The Gold Museum, sponsored by the Central Bank of Costa Rica, has thousands of examples of pre-Columbian gold artifacts.  The building is situated under the Plaza de la Cultura and extends three stories down in an upside down pyramid shape.  Our tour guide, Wendy, shared her love of country and the amazing techniques of artisans to create such detailed, unique pieces.  Many pieces were intricate representations of local animals.  Some pieces use a combination of copper.

The National Theater, completed in 1897 and declared a national monument in 1965, was designed in the neo-classical style with lots of Italian marble.  Costa Ricans take pride in this cultural symbol for good reason.

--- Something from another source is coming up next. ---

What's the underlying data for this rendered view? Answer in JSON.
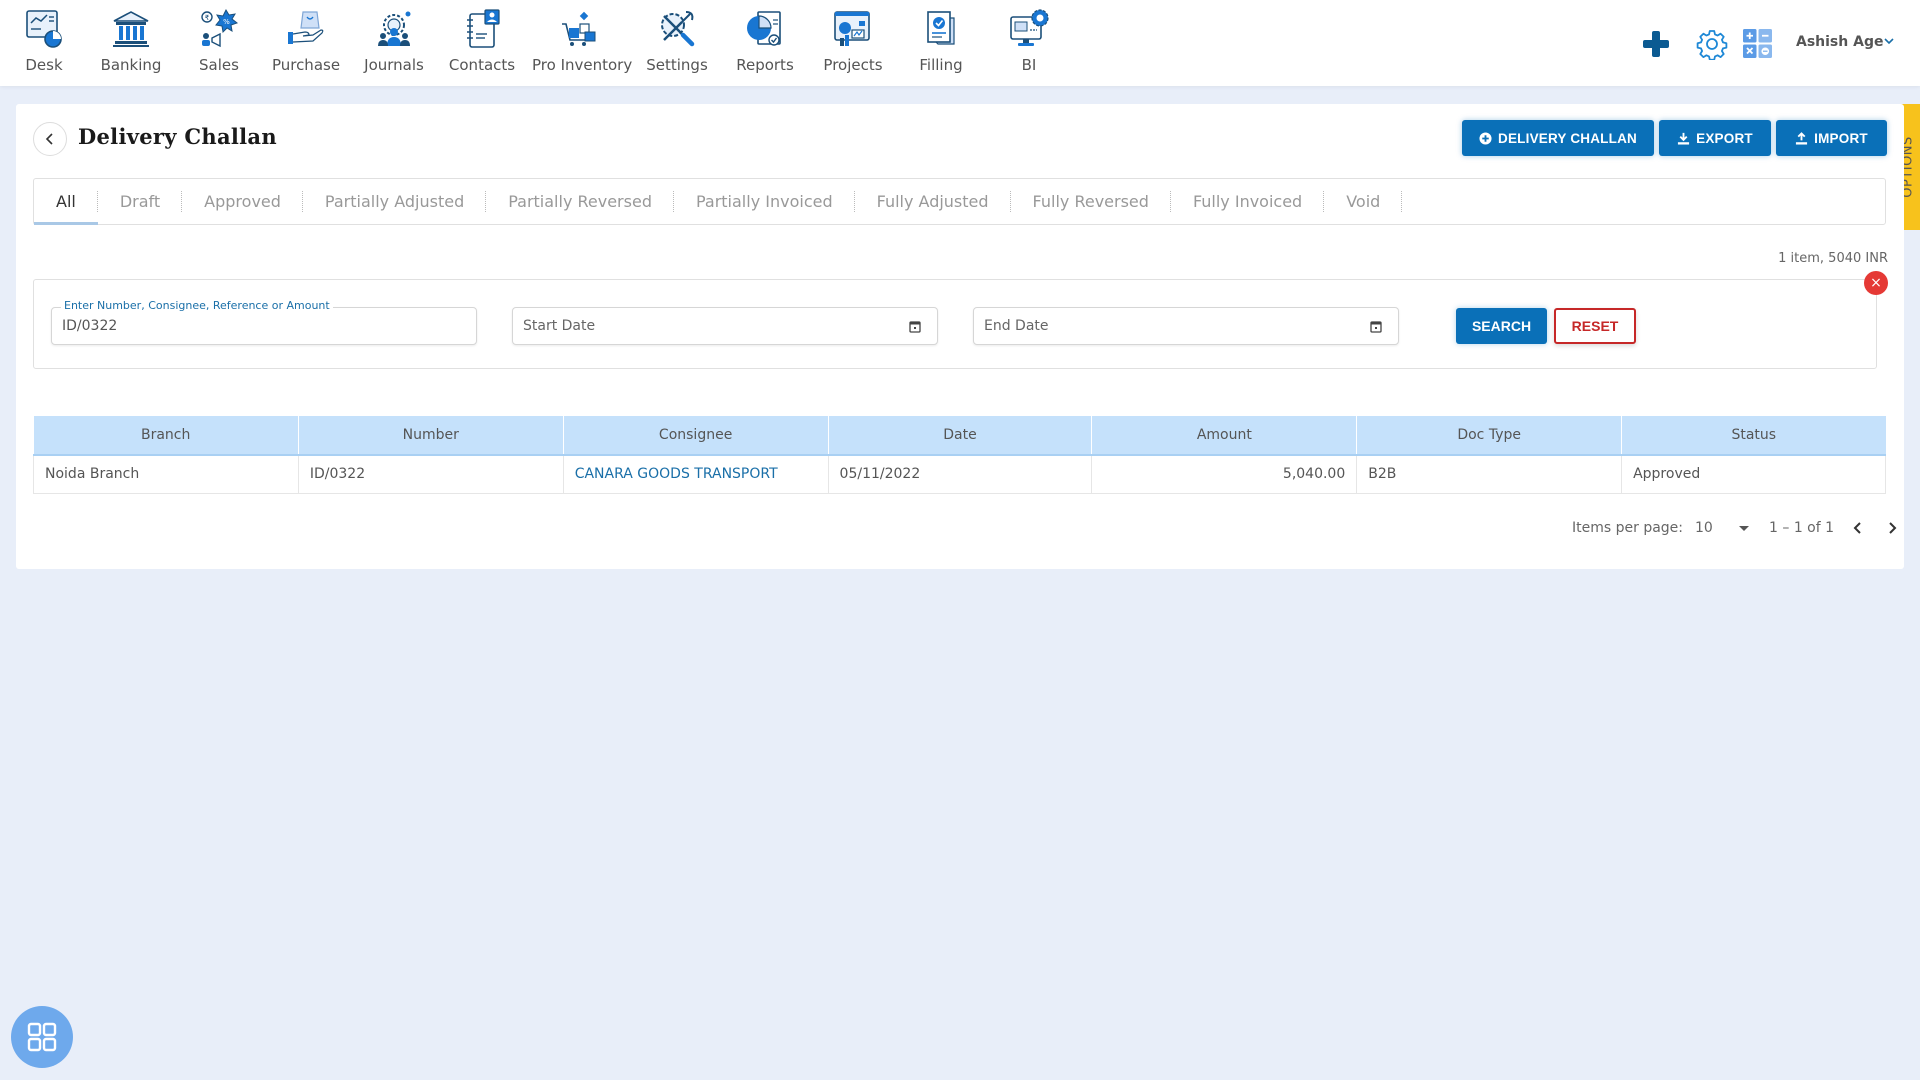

Razor wire protects homes and businesses throughout San Jose.  The bars across windows and garages lead to the conclusion: this area is not safe.  Contrasted with this image is contact with citizens who convey support for tourists, and their dollars.   The reason for razor wire may be more complicated.  We learned that for some citizens this is an addition to show that the inhabitants have arrived at a more comfortable lifestyle.  It is similar to “keeping up with Joneses.”  Casa Conde Apartotel is an interesting enclave in a less desirable neighborhood.  [Please note that my perception of the neighborhood changed by the end of our stay.]  The nearby Peace Park, Parque de La Paz, has a police station with horseback patrols.  The food at the hotel and at Nuestra Tierra was excellent.